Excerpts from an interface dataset

<<<<

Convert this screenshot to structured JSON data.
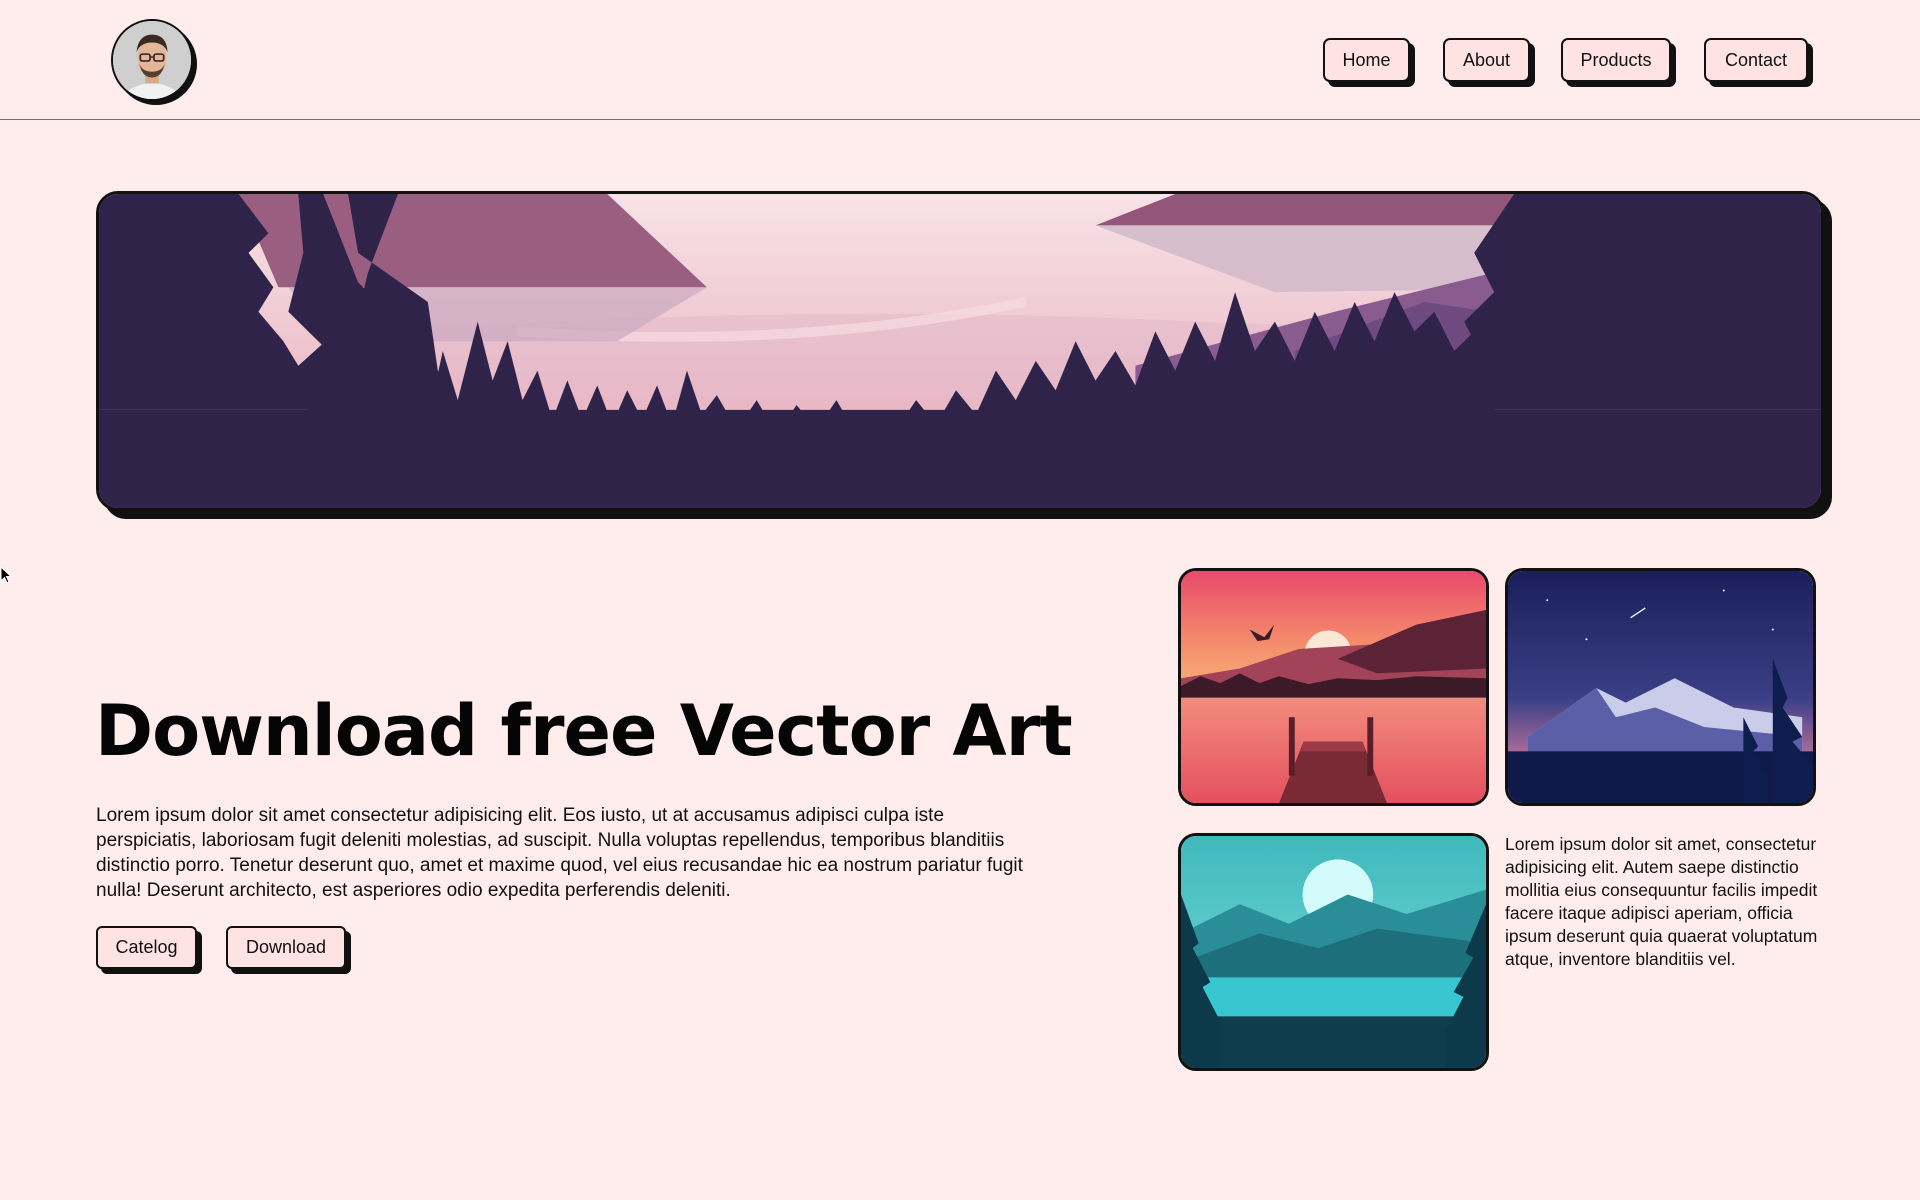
{
  "header": {
    "avatar_icon": "user-avatar-portrait",
    "nav": {
      "home": "Home",
      "about": "About",
      "products": "Products",
      "contact": "Contact"
    }
  },
  "hero": {
    "illustration": "forest-lake-mountains-dusk"
  },
  "main": {
    "headline": "Download free Vector Art",
    "body": "Lorem ipsum dolor sit amet consectetur adipisicing elit. Eos iusto, ut at accusamus adipisci culpa iste perspiciatis, laboriosam fugit deleniti molestias, ad suscipit. Nulla voluptas repellendus, temporibus blanditiis distinctio porro. Tenetur deserunt quo, amet et maxime quod, vel eius recusandae hic ea nostrum pariatur fugit nulla! Deserunt architecto, est asperiores odio expedita perferendis deleniti.",
    "buttons": {
      "catelog": "Catelog",
      "download": "Download"
    }
  },
  "gallery": {
    "tiles": [
      {
        "name": "sunset-pier-lake"
      },
      {
        "name": "night-mountains-deer"
      },
      {
        "name": "teal-moon-lake"
      }
    ],
    "side_text": "Lorem ipsum dolor sit amet, consectetur adipisicing elit. Autem saepe distinctio mollitia eius consequuntur facilis impedit facere itaque adipisci aperiam, officia ipsum deserunt quia quaerat voluptatum atque, inventore blanditiis vel."
  },
  "colors": {
    "page_bg": "#FFEDED",
    "button_bg": "#FFE3E3",
    "border": "#111111",
    "hero_dark": "#2F2349"
  }
}
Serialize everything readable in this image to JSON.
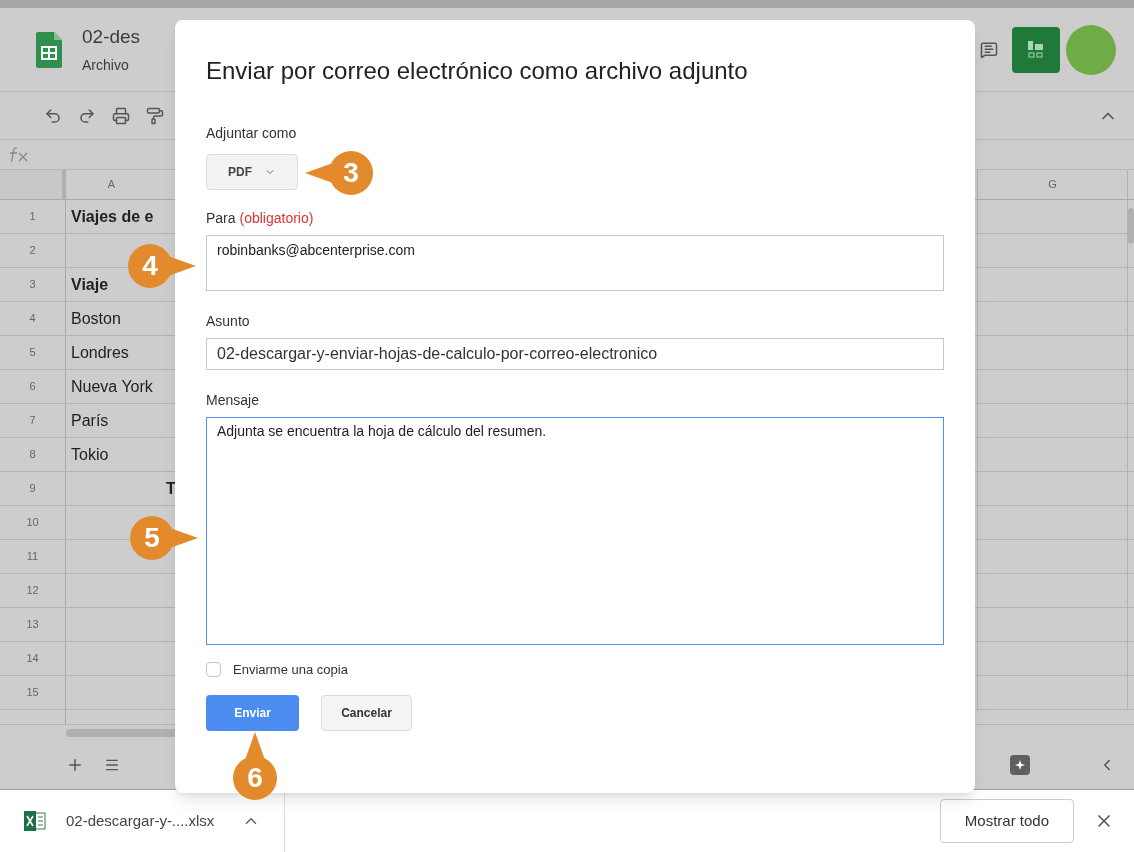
{
  "app": {
    "title": "02-des",
    "menu": [
      "Archivo"
    ]
  },
  "sheet": {
    "columns": [
      "A",
      "G"
    ],
    "rows": [
      {
        "number": "1",
        "text": "Viajes de e",
        "bold": true,
        "kind": "left"
      },
      {
        "number": "2"
      },
      {
        "number": "3",
        "text": "Viaje",
        "bold": true,
        "kind": "left"
      },
      {
        "number": "4",
        "text": "Boston",
        "bold": false,
        "kind": "left"
      },
      {
        "number": "5",
        "text": "Londres",
        "bold": false,
        "kind": "left"
      },
      {
        "number": "6",
        "text": "Nueva York",
        "bold": false,
        "kind": "left"
      },
      {
        "number": "7",
        "text": "París",
        "bold": false,
        "kind": "left"
      },
      {
        "number": "8",
        "text": "Tokio",
        "bold": false,
        "kind": "left"
      },
      {
        "number": "9",
        "text": "T",
        "bold": true,
        "kind": "total"
      },
      {
        "number": "10"
      },
      {
        "number": "11"
      },
      {
        "number": "12"
      },
      {
        "number": "13"
      },
      {
        "number": "14"
      },
      {
        "number": "15"
      }
    ]
  },
  "dialog": {
    "title": "Enviar por correo electrónico como archivo adjunto",
    "attach_label": "Adjuntar como",
    "format": "PDF",
    "to_label": "Para",
    "to_required": "(obligatorio)",
    "to_value": "robinbanks@abcenterprise.com",
    "subject_label": "Asunto",
    "subject_value": "02-descargar-y-enviar-hojas-de-calculo-por-correo-electronico",
    "message_label": "Mensaje",
    "message_value": "Adjunta se encuentra la hoja de cálculo del resumen.",
    "message_focused": true,
    "copy": {
      "label": "Enviarme una copia",
      "checked": false
    },
    "send": "Enviar",
    "cancel": "Cancelar"
  },
  "callouts": [
    {
      "label": "3"
    },
    {
      "label": "4"
    },
    {
      "label": "5"
    },
    {
      "label": "6"
    }
  ],
  "download_bar": {
    "file": "02-descargar-y-....xlsx",
    "show_all": "Mostrar todo"
  }
}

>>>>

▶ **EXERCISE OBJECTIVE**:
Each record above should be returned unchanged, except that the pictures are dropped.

▶ **TASK RESPONSE**:
Convert this screenshot to structured JSON data.
{
  "header": {
    "avatar_icon": "user-avatar-portrait",
    "nav": {
      "home": "Home",
      "about": "About",
      "products": "Products",
      "contact": "Contact"
    }
  },
  "hero": {
    "illustration": "forest-lake-mountains-dusk"
  },
  "main": {
    "headline": "Download free Vector Art",
    "body": "Lorem ipsum dolor sit amet consectetur adipisicing elit. Eos iusto, ut at accusamus adipisci culpa iste perspiciatis, laboriosam fugit deleniti molestias, ad suscipit. Nulla voluptas repellendus, temporibus blanditiis distinctio porro. Tenetur deserunt quo, amet et maxime quod, vel eius recusandae hic ea nostrum pariatur fugit nulla! Deserunt architecto, est asperiores odio expedita perferendis deleniti.",
    "buttons": {
      "catelog": "Catelog",
      "download": "Download"
    }
  },
  "gallery": {
    "tiles": [
      {
        "name": "sunset-pier-lake"
      },
      {
        "name": "night-mountains-deer"
      },
      {
        "name": "teal-moon-lake"
      }
    ],
    "side_text": "Lorem ipsum dolor sit amet, consectetur adipisicing elit. Autem saepe distinctio mollitia eius consequuntur facilis impedit facere itaque adipisci aperiam, officia ipsum deserunt quia quaerat voluptatum atque, inventore blanditiis vel."
  },
  "colors": {
    "page_bg": "#FFEDED",
    "button_bg": "#FFE3E3",
    "border": "#111111",
    "hero_dark": "#2F2349"
  }
}
Serialize everything readable in this image to JSON.
{
  "app": {
    "title": "02-des",
    "menu": [
      "Archivo"
    ]
  },
  "sheet": {
    "columns": [
      "A",
      "G"
    ],
    "rows": [
      {
        "number": "1",
        "text": "Viajes de e",
        "bold": true,
        "kind": "left"
      },
      {
        "number": "2"
      },
      {
        "number": "3",
        "text": "Viaje",
        "bold": true,
        "kind": "left"
      },
      {
        "number": "4",
        "text": "Boston",
        "bold": false,
        "kind": "left"
      },
      {
        "number": "5",
        "text": "Londres",
        "bold": false,
        "kind": "left"
      },
      {
        "number": "6",
        "text": "Nueva York",
        "bold": false,
        "kind": "left"
      },
      {
        "number": "7",
        "text": "París",
        "bold": false,
        "kind": "left"
      },
      {
        "number": "8",
        "text": "Tokio",
        "bold": false,
        "kind": "left"
      },
      {
        "number": "9",
        "text": "T",
        "bold": true,
        "kind": "total"
      },
      {
        "number": "10"
      },
      {
        "number": "11"
      },
      {
        "number": "12"
      },
      {
        "number": "13"
      },
      {
        "number": "14"
      },
      {
        "number": "15"
      }
    ]
  },
  "dialog": {
    "title": "Enviar por correo electrónico como archivo adjunto",
    "attach_label": "Adjuntar como",
    "format": "PDF",
    "to_label": "Para",
    "to_required": "(obligatorio)",
    "to_value": "robinbanks@abcenterprise.com",
    "subject_label": "Asunto",
    "subject_value": "02-descargar-y-enviar-hojas-de-calculo-por-correo-electronico",
    "message_label": "Mensaje",
    "message_value": "Adjunta se encuentra la hoja de cálculo del resumen.",
    "message_focused": true,
    "copy": {
      "label": "Enviarme una copia",
      "checked": false
    },
    "send": "Enviar",
    "cancel": "Cancelar"
  },
  "callouts": [
    {
      "label": "3"
    },
    {
      "label": "4"
    },
    {
      "label": "5"
    },
    {
      "label": "6"
    }
  ],
  "download_bar": {
    "file": "02-descargar-y-....xlsx",
    "show_all": "Mostrar todo"
  }
}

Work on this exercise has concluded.